What this task involves:
Scan the records below for the word "name" and give only the number of lines that hold it.

▬▬▬▬▬▬

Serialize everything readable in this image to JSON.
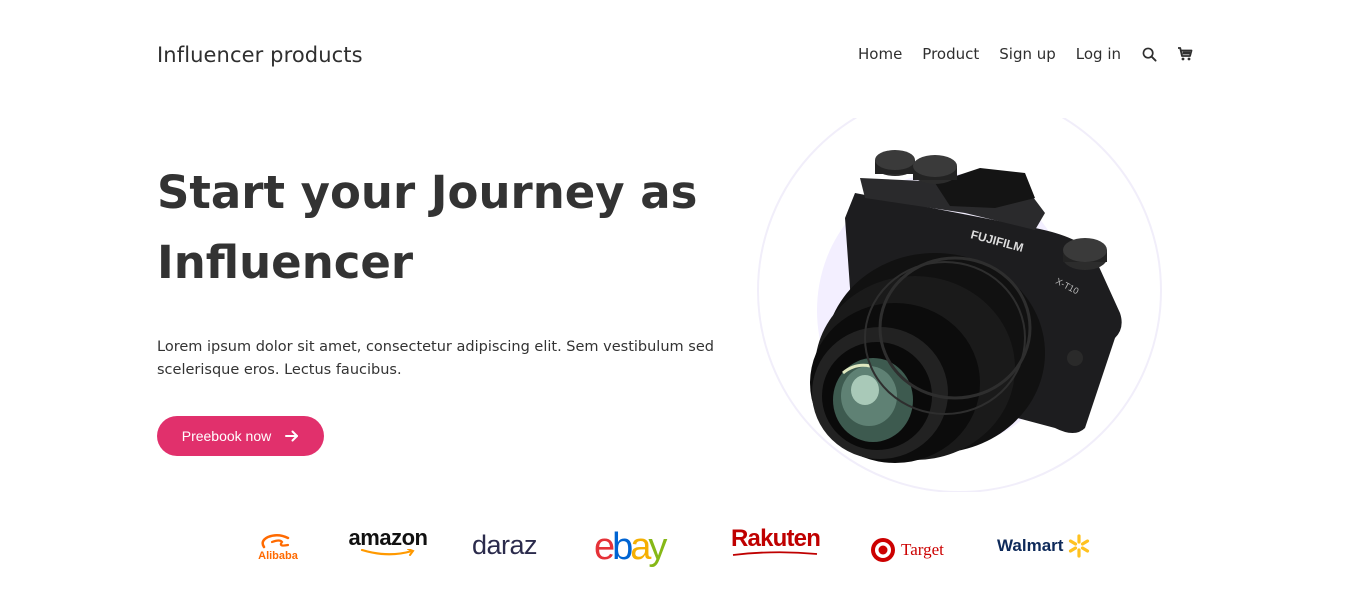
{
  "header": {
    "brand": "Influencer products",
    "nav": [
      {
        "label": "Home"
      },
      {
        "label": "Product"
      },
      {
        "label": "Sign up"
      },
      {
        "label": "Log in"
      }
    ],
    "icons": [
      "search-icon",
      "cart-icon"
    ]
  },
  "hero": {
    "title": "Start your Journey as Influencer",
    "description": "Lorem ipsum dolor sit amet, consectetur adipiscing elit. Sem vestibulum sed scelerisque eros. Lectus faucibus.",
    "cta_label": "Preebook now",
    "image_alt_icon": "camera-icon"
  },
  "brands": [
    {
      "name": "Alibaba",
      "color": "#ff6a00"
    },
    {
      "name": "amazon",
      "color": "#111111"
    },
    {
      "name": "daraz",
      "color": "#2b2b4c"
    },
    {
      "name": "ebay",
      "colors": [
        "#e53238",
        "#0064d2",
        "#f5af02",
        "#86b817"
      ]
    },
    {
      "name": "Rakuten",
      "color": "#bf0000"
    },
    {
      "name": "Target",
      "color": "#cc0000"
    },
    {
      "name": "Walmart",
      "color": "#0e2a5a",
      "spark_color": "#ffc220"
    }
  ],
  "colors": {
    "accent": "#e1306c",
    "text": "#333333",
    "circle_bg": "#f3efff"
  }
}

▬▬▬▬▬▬

Response box:
7